Photographs: Daniel Berehulak/Reuters
Pakistan Prime Minister Yousuf Raza Gilani on Friday said that Pakistan and India should overcome 'war phobia' to address their outstanding issues as a 'third power' cannot come and do it for them.
"We need to give attention to the poor people of the two countries and that can happen when the war phobia ends," Gilani said while speaking in the Senate or upper house of parliament on his meeting with his Indian counterpart Manmohan Singh on the margins of the cricket World cup semi-final at Mohali on Wednesday.
"We need to work together to resolve our real issues. We should look after the poor masses of both the countries and we both have agreed that, yes, this is the problem," Gilani said, referring to his talks with Singh.
'India is ready to hold talks on every issue'
Addressing critics of his government who have claimed that the premier did not raise the Kashmir issue with Singh, Gilani said: "The outstanding and the core issue is Kashmir. So what other issue can you talk about? We discussed all issues and we agreed that we have to take ownership (of our problems). If we do not resolve our issues by ourselves, then a third power cannot come and do it."
Taking ownership of outstanding issues will help Pakistan and India to address the problems of the people of both countries, including poverty, hunger, disease, unemployment, law and order and food security, he said.
Gilani said Singh had told him that India is ready to hold talks on every issue.
'Their gesture of invitation to spread goodwill'
"Their gesture of sending an invitation (to watch the World cup semi-final) was aimed at creating goodwill in both countries," he added.
Gilani recounted the warmth he had encountered in Mohali, saying he had seen the involvement of the Indian public in all aspects of the visit.
"Before they thought that there was a war but this time that environment was not there... At the stadium, when we waved the whole crowd stood up and when we were coming back, people on both sides of the road greeted us," he said.
'This was not a defeat for anyone'
Photographs: Vivek Prakash/Reuters
"It was not that we lost and we had to leave secretly," he said. Gilani described the semi-final match, in which India defeated Pakistan by 29 runs, as a victory for cricket.
"This was not a defeat for anyone.

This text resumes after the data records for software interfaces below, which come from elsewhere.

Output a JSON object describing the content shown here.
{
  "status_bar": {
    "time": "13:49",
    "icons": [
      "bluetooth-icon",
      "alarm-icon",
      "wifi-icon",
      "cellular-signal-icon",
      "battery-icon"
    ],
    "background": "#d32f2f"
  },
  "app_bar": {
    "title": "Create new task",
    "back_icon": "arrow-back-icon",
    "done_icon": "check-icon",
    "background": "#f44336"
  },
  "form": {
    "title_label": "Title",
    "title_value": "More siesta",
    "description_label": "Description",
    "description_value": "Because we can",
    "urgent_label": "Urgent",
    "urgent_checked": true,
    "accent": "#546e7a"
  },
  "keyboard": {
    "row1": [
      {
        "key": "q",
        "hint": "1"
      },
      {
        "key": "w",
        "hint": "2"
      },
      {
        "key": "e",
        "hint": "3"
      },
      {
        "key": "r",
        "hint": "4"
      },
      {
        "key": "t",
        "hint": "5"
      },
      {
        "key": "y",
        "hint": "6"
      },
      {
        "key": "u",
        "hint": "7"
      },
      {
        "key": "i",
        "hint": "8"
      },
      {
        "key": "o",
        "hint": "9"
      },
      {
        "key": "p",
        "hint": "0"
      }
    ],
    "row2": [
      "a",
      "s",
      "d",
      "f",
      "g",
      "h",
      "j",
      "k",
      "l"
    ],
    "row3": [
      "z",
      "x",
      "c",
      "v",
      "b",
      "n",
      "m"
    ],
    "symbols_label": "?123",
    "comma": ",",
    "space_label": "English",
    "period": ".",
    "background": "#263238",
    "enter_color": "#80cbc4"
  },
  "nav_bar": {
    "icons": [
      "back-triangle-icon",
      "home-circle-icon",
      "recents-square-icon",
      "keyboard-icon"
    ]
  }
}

This is the victory of the game of cricket and this is the victory of the people of both the countries," he said.
He said, "We should take this in a sportsman's spirit and we must encourage our youth and sportsmen."